Dataset entries
[Start of section]
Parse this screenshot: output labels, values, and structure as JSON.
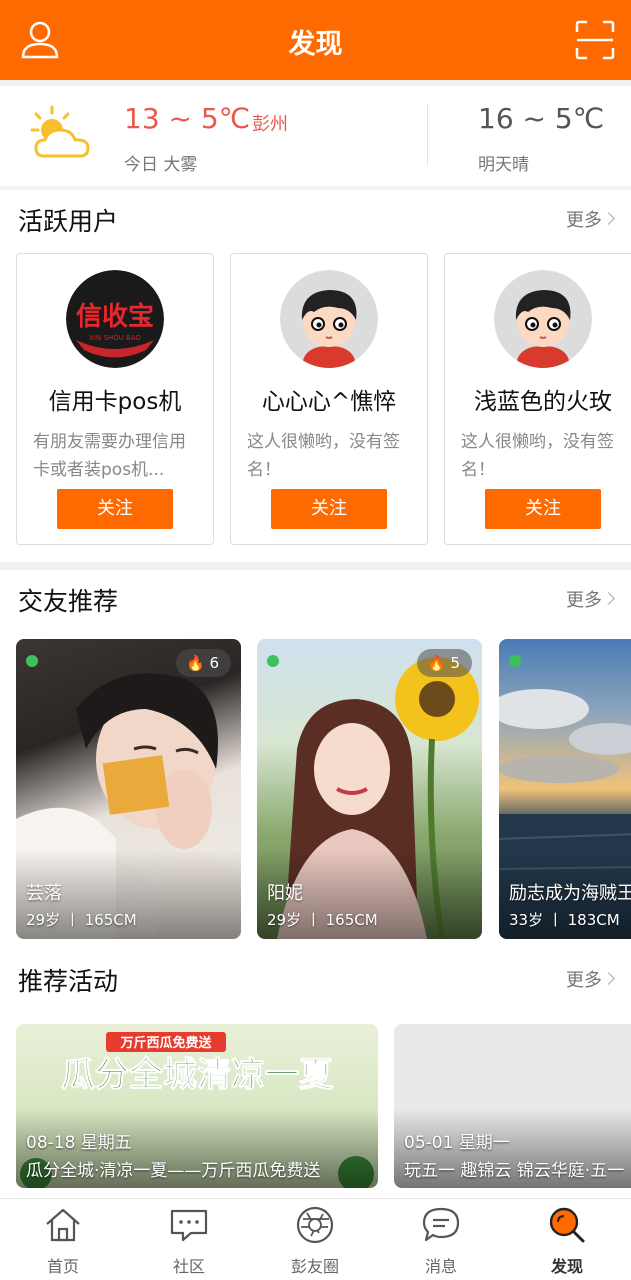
{
  "header": {
    "title": "发现"
  },
  "weather": {
    "today_temp": "13 ~ 5℃",
    "city": "彭州",
    "today_desc": "今日 大雾",
    "tomorrow_temp": "16 ~ 5℃",
    "tomorrow_desc": "明天晴"
  },
  "active_users": {
    "title": "活跃用户",
    "more": "更多",
    "users": [
      {
        "name": "信用卡pos机",
        "signature": "有朋友需要办理信用卡或者装pos机...",
        "follow": "关注",
        "logo_text": "信收宝",
        "logo_sub": "XIN SHOU BAO"
      },
      {
        "name": "心心心^憔悴",
        "signature": "这人很懒哟，没有签名！",
        "follow": "关注"
      },
      {
        "name": "浅蓝色的火玫",
        "signature": "这人很懒哟，没有签名！",
        "follow": "关注"
      }
    ]
  },
  "friends": {
    "title": "交友推荐",
    "more": "更多",
    "cards": [
      {
        "name": "芸落",
        "info": "29岁 丨 165CM",
        "hot": "6"
      },
      {
        "name": "阳妮",
        "info": "29岁 丨 165CM",
        "hot": "5"
      },
      {
        "name": "励志成为海贼王",
        "info": "33岁 丨 183CM"
      }
    ]
  },
  "events": {
    "title": "推荐活动",
    "more": "更多",
    "cards": [
      {
        "date": "08-18 星期五",
        "title": "瓜分全城·清凉一夏——万斤西瓜免费送",
        "banner_top": "万斤西瓜免费送",
        "banner_main": "瓜分全城清凉一夏"
      },
      {
        "date": "05-01 星期一",
        "title": "玩五一 趣锦云 锦云华庭·五一"
      }
    ]
  },
  "nav": [
    {
      "label": "首页",
      "icon": "home-icon"
    },
    {
      "label": "社区",
      "icon": "community-icon"
    },
    {
      "label": "彭友圈",
      "icon": "aperture-icon"
    },
    {
      "label": "消息",
      "icon": "message-icon"
    },
    {
      "label": "发现",
      "icon": "discover-icon",
      "active": true
    }
  ],
  "colors": {
    "brand": "#ff6a00",
    "temp_today": "#e85a4f",
    "online": "#3cc25a"
  }
}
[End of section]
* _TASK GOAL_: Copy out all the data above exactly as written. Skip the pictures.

* _ANSWER SECTION_:
Parse this screenshot: output labels, values, and structure as JSON.
{
  "header": {
    "title": "发现"
  },
  "weather": {
    "today_temp": "13 ~ 5℃",
    "city": "彭州",
    "today_desc": "今日 大雾",
    "tomorrow_temp": "16 ~ 5℃",
    "tomorrow_desc": "明天晴"
  },
  "active_users": {
    "title": "活跃用户",
    "more": "更多",
    "users": [
      {
        "name": "信用卡pos机",
        "signature": "有朋友需要办理信用卡或者装pos机...",
        "follow": "关注",
        "logo_text": "信收宝",
        "logo_sub": "XIN SHOU BAO"
      },
      {
        "name": "心心心^憔悴",
        "signature": "这人很懒哟，没有签名！",
        "follow": "关注"
      },
      {
        "name": "浅蓝色的火玫",
        "signature": "这人很懒哟，没有签名！",
        "follow": "关注"
      }
    ]
  },
  "friends": {
    "title": "交友推荐",
    "more": "更多",
    "cards": [
      {
        "name": "芸落",
        "info": "29岁 丨 165CM",
        "hot": "6"
      },
      {
        "name": "阳妮",
        "info": "29岁 丨 165CM",
        "hot": "5"
      },
      {
        "name": "励志成为海贼王",
        "info": "33岁 丨 183CM"
      }
    ]
  },
  "events": {
    "title": "推荐活动",
    "more": "更多",
    "cards": [
      {
        "date": "08-18 星期五",
        "title": "瓜分全城·清凉一夏——万斤西瓜免费送",
        "banner_top": "万斤西瓜免费送",
        "banner_main": "瓜分全城清凉一夏"
      },
      {
        "date": "05-01 星期一",
        "title": "玩五一 趣锦云 锦云华庭·五一"
      }
    ]
  },
  "nav": [
    {
      "label": "首页",
      "icon": "home-icon"
    },
    {
      "label": "社区",
      "icon": "community-icon"
    },
    {
      "label": "彭友圈",
      "icon": "aperture-icon"
    },
    {
      "label": "消息",
      "icon": "message-icon"
    },
    {
      "label": "发现",
      "icon": "discover-icon",
      "active": true
    }
  ],
  "colors": {
    "brand": "#ff6a00",
    "temp_today": "#e85a4f",
    "online": "#3cc25a"
  }
}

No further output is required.